- [Required work]: Show each line of the entries below in which the word "label" appears.
╭─ The data
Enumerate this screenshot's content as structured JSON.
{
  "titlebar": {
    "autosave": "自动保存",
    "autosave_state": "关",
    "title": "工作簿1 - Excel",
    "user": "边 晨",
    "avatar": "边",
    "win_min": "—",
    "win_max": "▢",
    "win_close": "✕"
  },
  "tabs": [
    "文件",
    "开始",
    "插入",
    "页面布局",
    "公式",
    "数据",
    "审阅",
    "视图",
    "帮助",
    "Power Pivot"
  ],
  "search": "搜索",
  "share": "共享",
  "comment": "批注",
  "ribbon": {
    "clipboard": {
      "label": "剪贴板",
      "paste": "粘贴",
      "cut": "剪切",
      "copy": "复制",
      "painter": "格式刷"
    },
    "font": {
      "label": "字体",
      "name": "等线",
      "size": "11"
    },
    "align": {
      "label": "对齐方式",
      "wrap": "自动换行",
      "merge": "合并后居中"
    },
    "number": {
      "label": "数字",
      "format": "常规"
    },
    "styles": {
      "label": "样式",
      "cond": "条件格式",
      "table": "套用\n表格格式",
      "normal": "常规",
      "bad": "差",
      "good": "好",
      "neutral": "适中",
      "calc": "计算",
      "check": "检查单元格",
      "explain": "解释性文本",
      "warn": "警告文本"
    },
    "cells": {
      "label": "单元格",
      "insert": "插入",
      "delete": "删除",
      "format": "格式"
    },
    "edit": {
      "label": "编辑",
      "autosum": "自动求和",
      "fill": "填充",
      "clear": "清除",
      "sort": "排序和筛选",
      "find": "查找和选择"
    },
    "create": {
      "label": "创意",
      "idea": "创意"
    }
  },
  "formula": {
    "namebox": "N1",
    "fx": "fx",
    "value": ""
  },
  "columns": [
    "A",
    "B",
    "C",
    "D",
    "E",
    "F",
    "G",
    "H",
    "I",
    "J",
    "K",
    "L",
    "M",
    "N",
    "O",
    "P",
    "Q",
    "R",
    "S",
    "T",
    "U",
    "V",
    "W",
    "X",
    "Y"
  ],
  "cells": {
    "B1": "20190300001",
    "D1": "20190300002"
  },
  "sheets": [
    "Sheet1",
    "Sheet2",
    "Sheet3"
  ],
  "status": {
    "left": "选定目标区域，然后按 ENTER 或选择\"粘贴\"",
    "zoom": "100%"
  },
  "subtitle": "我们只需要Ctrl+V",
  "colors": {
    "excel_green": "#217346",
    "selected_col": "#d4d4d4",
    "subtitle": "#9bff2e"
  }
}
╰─
- [Solution]:
      "label": "剪贴板",
      "label": "字体",
      "label": "对齐方式",
      "label": "数字",
      "label": "样式",
      "label": "单元格",
      "label": "编辑",
      "label": "创意",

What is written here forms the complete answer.